The President of Georgia, who was refused the option to co-chair the state commission working on changes into the country’s main law, initiated a new campaign entitled ‘Constitution for everybody’. This envisages the holding of public discussions around Georgia over changes in the public wish to see in the renewed constitution at the end of April this year.
Constitution for everybody
By Gvantsa Gabekhadze
Tuesday, March 14
President Giorgi Margvelashvili, whose administration members refused to participate in the activities of the 73-member commission, says the constitution must reflect the public views, and the new campaign would help the commission propose changes supported by some layers of the population.

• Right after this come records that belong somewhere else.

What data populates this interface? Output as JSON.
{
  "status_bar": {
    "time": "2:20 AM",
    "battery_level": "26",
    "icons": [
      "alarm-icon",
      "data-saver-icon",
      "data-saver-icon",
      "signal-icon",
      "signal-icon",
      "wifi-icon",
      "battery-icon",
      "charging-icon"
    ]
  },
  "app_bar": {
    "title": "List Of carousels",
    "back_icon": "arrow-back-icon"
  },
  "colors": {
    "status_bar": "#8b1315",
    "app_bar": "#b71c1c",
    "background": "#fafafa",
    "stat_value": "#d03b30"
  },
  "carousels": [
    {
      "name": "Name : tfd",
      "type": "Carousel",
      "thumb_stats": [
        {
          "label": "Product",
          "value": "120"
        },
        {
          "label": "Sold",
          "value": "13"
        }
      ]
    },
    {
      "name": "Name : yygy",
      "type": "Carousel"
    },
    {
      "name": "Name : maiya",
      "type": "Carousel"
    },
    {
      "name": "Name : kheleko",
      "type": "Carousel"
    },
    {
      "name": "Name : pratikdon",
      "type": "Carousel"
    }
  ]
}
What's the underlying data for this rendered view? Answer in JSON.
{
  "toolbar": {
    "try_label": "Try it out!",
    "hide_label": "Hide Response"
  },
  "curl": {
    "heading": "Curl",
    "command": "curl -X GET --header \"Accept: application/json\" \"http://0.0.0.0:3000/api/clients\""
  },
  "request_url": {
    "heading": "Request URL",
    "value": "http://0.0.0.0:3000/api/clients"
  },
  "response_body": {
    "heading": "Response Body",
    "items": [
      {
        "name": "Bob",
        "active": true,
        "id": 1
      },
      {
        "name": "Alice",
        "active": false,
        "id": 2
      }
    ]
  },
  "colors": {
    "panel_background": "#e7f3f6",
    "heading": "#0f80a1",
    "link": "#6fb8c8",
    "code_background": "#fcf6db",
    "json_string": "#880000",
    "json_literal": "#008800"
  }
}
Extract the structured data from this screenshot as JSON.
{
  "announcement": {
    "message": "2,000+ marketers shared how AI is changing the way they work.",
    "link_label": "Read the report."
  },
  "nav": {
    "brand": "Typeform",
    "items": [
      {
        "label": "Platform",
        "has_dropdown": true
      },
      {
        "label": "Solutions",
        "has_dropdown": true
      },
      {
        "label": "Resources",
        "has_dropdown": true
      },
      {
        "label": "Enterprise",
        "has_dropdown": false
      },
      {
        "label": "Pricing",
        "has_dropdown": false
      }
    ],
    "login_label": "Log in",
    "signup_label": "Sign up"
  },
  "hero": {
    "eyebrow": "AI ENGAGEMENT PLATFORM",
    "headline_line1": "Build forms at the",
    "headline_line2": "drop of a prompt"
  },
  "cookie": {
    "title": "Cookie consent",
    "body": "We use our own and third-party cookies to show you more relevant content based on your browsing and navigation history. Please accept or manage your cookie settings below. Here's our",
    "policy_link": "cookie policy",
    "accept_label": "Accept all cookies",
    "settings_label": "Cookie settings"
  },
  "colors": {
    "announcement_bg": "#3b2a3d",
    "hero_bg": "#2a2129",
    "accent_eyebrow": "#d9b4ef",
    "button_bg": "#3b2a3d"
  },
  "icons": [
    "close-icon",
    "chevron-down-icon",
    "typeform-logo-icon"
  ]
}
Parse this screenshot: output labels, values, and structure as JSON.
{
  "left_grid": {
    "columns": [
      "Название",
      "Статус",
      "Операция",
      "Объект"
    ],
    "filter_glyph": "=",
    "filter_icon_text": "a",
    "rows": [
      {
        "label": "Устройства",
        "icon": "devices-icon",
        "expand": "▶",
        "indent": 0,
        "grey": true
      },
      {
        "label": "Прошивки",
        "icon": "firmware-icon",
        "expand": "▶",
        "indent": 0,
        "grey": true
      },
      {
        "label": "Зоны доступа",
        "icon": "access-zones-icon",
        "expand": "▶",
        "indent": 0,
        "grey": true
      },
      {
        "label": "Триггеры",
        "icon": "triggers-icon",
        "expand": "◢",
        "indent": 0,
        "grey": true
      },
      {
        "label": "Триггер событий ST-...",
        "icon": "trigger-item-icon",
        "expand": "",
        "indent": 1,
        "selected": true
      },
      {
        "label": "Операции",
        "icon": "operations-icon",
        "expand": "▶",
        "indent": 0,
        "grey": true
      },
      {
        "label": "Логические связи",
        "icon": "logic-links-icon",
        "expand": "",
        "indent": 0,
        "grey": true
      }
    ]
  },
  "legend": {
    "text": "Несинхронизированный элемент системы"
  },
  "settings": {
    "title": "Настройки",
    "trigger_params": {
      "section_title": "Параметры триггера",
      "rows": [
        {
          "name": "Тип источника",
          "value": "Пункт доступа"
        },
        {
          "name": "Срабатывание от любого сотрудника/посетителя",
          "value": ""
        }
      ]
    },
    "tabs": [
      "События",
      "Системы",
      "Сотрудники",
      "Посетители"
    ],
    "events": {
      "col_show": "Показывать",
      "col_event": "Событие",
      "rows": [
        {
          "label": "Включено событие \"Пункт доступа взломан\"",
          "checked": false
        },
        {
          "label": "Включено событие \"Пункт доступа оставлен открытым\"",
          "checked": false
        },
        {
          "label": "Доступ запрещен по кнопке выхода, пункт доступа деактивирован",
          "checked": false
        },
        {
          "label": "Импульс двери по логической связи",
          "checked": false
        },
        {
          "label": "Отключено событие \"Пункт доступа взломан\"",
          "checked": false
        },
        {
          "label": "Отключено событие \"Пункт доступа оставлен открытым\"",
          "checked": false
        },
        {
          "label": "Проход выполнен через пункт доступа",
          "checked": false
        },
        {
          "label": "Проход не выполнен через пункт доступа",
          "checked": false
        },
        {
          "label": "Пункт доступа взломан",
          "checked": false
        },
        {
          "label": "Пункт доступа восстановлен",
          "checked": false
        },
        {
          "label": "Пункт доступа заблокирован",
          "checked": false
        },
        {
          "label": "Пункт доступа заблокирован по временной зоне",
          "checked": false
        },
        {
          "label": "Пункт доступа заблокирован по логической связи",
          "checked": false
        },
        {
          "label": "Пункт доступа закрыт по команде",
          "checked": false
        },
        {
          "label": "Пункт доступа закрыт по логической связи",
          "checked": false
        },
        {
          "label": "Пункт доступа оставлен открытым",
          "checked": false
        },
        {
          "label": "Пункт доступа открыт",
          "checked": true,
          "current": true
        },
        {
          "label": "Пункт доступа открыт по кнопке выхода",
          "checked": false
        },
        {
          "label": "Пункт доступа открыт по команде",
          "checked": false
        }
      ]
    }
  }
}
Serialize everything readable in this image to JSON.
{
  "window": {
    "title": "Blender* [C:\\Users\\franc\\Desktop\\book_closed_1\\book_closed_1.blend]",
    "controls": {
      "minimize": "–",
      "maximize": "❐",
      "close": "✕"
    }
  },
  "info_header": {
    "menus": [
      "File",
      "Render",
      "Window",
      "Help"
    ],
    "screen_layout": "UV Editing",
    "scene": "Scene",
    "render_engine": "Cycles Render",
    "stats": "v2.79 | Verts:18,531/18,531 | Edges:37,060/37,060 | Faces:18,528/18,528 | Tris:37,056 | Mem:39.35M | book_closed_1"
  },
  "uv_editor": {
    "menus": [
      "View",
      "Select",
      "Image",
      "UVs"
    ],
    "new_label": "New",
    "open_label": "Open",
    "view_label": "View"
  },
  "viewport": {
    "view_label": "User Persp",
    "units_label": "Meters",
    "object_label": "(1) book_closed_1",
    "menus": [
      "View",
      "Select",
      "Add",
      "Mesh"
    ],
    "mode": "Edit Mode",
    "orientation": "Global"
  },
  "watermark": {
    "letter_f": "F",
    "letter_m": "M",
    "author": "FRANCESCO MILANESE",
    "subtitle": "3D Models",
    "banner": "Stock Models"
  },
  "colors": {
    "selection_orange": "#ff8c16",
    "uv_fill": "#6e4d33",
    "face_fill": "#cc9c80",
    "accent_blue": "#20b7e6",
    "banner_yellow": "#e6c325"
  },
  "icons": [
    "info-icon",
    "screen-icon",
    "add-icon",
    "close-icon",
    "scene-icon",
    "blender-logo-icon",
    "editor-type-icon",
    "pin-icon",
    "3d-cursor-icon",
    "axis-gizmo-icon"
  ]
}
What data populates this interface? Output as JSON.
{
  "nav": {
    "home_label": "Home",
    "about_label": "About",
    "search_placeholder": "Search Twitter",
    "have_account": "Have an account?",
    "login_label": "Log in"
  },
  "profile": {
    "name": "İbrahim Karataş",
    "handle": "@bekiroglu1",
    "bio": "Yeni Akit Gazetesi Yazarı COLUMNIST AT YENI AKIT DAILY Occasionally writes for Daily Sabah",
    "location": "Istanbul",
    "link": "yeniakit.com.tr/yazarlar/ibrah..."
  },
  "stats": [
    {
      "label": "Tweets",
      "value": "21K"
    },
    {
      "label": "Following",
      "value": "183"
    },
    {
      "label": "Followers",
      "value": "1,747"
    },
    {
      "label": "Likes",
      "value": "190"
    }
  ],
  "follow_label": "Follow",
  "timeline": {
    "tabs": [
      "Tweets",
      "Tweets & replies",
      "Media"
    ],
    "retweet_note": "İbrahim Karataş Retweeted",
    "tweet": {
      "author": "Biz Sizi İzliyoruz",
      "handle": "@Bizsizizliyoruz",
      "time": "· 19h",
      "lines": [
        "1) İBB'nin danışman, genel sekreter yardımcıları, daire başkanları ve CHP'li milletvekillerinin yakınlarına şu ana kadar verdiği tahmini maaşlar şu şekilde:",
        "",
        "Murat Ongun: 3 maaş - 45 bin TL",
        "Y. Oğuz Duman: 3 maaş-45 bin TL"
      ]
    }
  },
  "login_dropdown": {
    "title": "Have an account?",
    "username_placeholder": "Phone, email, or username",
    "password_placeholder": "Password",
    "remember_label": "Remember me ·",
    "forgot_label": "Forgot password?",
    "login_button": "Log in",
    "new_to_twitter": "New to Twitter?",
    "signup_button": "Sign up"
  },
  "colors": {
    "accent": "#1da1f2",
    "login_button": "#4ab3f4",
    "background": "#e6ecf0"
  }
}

Some of the ruling team representatives, like one of the leaders of the Georgian Dream party Mamuka Mdinaradze, believe the President is “staging a show”, and if he really wishes to promote the process, his people must be involved in the relevant commission’s activities.
Giorgi Kakhiani, also from the ruling team, stated the President’s messages were “pleasant to hear,” and it could be appreciated that Margvelashvili offered no alternative campaign and was speaking about the support of the constitutional commission.
He stressed it would be a nice gesture if the President’s representatives attended the next meeting of the commission.
A member of the parliamentary opposition European Georgia party, Khatuna Gogorishvili, says additional discussions and consultations are required in this regard for the process to be fruitful.
She believes large-scaled public involvement in amending the constitution can only be welcomed.
Expert Vakhushti Menabde, who is one of the members of the commission, says the President’s messages were acceptable and he wished to see the president’s administration members at the commission’s meetings, involved in discussions.
In early December, last year Georgia’s Parliament Speaker, Irakli Kobakhidze, announced that a constitutional commission would be created and he would chair it himself.
The statement meant that President Margvelashvili’s offer of the creation of such a commission co-chaired by him, the Prime Minister and the Parliament Speaker had been turned down.
Kobakhidze stressed that the Commission, which would be created in Parliament and would be composed of all interested parties, referring to the President’s representatives, majority, minority, experts, civil sector and people from constitutional institutions.
The Constitutional Commission was established in 2013 under the Georgian Dream Government, as the authorities believed the amendments put in the constitution under the United National Movement leadership in 2010 included drawbacks and caused a misbalance between different state institutions.